Hydraulic fracturing presents challenges for oversight because its various effects occur at different scales and implicate distinct policy concerns. The uneven distribution of fracturing's benefits and burdens, moreover, means that national and subnational views regarding fracturing's desirability are likely to diverge. This Article examines the tensions between national and subnational oversight of hydraulic fracturing in the United States, where the technique has been most commonly deployed, and Spain, which is contemplating its use for the first time.
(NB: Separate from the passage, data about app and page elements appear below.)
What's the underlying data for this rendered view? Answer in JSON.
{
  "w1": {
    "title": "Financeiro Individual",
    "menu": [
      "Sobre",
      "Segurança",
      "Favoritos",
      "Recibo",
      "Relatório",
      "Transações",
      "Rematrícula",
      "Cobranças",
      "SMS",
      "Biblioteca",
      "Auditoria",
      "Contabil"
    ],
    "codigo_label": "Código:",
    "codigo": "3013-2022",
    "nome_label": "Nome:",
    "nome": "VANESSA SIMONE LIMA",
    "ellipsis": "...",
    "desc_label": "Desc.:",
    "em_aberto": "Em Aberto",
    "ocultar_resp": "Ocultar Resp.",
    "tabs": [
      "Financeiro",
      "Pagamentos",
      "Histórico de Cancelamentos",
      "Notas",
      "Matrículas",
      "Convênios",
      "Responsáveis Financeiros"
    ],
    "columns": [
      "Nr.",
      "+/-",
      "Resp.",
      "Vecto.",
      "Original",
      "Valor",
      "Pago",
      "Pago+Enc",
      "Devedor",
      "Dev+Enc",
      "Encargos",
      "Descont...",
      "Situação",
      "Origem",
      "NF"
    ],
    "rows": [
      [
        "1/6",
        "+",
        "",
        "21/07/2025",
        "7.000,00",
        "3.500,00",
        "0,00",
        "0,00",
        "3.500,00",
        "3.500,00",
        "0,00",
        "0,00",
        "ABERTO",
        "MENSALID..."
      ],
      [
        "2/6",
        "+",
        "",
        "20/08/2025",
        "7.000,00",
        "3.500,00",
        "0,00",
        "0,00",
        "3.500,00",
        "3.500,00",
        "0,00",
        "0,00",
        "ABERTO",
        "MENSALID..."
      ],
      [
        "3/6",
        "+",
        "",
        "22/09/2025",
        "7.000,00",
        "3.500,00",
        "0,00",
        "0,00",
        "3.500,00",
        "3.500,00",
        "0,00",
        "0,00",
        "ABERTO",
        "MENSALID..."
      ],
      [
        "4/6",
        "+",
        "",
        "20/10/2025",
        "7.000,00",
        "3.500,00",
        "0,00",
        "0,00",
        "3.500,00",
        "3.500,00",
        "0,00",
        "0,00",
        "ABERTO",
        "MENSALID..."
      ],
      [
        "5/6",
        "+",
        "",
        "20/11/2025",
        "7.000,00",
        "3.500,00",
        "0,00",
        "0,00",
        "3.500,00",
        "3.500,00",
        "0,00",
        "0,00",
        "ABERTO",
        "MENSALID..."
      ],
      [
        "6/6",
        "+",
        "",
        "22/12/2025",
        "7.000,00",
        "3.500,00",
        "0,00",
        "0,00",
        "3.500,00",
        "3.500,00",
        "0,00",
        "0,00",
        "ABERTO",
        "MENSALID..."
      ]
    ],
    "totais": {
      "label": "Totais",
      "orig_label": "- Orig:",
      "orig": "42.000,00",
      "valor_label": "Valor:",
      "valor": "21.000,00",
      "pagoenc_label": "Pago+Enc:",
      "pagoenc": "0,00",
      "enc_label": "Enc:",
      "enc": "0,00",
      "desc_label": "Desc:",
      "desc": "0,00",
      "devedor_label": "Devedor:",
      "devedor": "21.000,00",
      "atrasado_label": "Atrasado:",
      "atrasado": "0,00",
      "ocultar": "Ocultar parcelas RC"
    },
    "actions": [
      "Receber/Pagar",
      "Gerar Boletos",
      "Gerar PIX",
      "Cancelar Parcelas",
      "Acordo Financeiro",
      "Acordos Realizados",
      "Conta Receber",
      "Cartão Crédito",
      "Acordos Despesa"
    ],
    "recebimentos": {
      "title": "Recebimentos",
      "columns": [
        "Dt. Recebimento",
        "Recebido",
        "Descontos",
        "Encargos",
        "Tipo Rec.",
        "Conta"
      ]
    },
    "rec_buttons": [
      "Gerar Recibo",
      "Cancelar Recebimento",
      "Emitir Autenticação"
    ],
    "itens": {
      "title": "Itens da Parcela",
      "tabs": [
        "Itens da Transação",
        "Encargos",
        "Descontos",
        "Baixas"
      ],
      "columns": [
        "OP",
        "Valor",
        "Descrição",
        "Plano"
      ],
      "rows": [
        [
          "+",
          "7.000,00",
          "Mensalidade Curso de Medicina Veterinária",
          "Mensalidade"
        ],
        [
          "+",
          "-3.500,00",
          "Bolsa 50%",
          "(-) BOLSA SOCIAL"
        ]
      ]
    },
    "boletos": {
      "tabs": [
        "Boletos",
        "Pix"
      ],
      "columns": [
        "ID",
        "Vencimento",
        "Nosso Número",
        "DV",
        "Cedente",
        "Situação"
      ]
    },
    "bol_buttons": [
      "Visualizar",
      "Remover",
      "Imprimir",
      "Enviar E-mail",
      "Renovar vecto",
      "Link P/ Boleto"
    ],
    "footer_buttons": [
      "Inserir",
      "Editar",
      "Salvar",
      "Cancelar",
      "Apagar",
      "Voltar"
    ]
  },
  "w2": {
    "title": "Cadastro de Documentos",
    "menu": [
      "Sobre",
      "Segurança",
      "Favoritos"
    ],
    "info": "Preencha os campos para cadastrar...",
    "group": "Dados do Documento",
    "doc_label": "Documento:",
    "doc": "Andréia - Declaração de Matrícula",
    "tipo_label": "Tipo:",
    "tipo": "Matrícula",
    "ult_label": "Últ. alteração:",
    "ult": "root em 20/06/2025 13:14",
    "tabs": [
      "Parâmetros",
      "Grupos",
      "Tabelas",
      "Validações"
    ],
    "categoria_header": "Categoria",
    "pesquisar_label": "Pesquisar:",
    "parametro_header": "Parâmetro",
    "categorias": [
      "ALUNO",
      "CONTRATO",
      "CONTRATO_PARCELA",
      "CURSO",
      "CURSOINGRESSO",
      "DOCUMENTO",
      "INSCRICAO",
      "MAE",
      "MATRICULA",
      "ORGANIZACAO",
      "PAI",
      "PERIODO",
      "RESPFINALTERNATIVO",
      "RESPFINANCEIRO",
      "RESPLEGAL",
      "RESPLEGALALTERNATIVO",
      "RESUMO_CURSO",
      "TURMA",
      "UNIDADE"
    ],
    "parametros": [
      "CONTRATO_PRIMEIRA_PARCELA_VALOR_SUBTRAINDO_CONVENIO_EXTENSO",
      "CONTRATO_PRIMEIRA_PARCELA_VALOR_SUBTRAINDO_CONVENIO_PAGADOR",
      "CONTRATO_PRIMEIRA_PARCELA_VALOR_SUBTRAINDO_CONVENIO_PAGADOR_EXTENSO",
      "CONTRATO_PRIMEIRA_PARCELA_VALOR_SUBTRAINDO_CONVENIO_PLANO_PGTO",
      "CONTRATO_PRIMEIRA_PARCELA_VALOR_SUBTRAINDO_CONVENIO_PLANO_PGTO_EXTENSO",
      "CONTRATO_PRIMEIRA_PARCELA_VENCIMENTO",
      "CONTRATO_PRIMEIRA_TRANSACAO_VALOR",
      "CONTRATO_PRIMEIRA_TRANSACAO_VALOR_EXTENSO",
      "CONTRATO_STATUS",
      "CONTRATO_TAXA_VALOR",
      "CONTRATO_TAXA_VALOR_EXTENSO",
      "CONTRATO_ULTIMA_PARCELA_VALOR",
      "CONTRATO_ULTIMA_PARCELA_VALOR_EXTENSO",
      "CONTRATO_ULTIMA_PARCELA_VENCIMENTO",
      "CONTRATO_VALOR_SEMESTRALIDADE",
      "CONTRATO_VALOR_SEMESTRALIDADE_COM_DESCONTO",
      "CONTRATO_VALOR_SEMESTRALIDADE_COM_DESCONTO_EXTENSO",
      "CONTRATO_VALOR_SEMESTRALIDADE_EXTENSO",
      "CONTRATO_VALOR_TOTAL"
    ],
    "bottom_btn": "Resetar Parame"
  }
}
Drawing insights from the federalism literature, this Article offers recommendations for accommodating the varied interests at stake in hydraulic fracturing policy within the contrasting governmental systems of these two countries.

"Access to Justice in Rural Arkansas" Free Download
UC Davis Legal Studies Research Paper No. 426

LISA R. PRUITT, University of California, Davis - School of Law
Email: lrpruitt@ucdavis.edu
J. CLIFF MCKINNEY, Independent
Email: cmckinney@QGTlaw.com
JULIANA FEHRENBACHER, Independent
Email: jfehr@ucdavis.edu
AMY DUNN JOHNSON, Independent
Email: adjohnson@arkansasjustice.org

This policy brief, written for and distributed by the Arkansas Access to Justice Commission, reports two sets of data related to the shortage of lawyers in rural Arkansas. The first set of data regards the number of lawyers practicing in each of the state's 25 lowest-population counties and the ratio of lawyers per 1,000 residents in each of those counties. This data is juxtaposed next to the poverty rate and population of each of county.

The policy brief also reports the results of a survey of Arkansas lawyers and law students, the latter from both the University of Arkansas Fayetteville Law School and the University of Arkansas at Little Rock/Bowen School of Law. These surveys probed respondents' attitudes toward rural practice, among other matters. The policy brief reports a summary of those responses. Finally, the policy brief reports on a 2015 legislative proposal aimed at alleviating the shortage of lawyers serving rural Arkansans.

This policy brief is a forerunner to a fuller, academic analysis of these and other data sets relevant to the geography of access to justice in Arkansas. That analysis will appear in an article that will be published by the University of Arkansas at Little Rock Law Journal (forthcoming 2015). The authors anticipate that these investigations in Arkansas may provide a model for other states concerned about the shortage of lawyers working in rural areas.

"Using Taxes to Improve Cap and Trade, Part I: Distribution" Free Download
75 State Tax Notes 99 (2015)
UC Davis Legal Studies Research Paper No. 425

DAVID GAMAGE, University of California, Berkeley - Boalt Hall School of Law
Email: david.gamage@gmail.com
DARIEN SHANSKE, University of California, Davis - School of Law
Email: dshanske@ucdavis.edu

In this article, the first of a series, we analyze the distributional issues involved in implementing U.S. state level cap-and-trade regimes. Specifically, we will argue that the structure of California's AB 32 regime will unnecessarily disadvantage lower-income Californians under the announced plan to give away approximately half of the permits to businesses and pollution-emitting entities.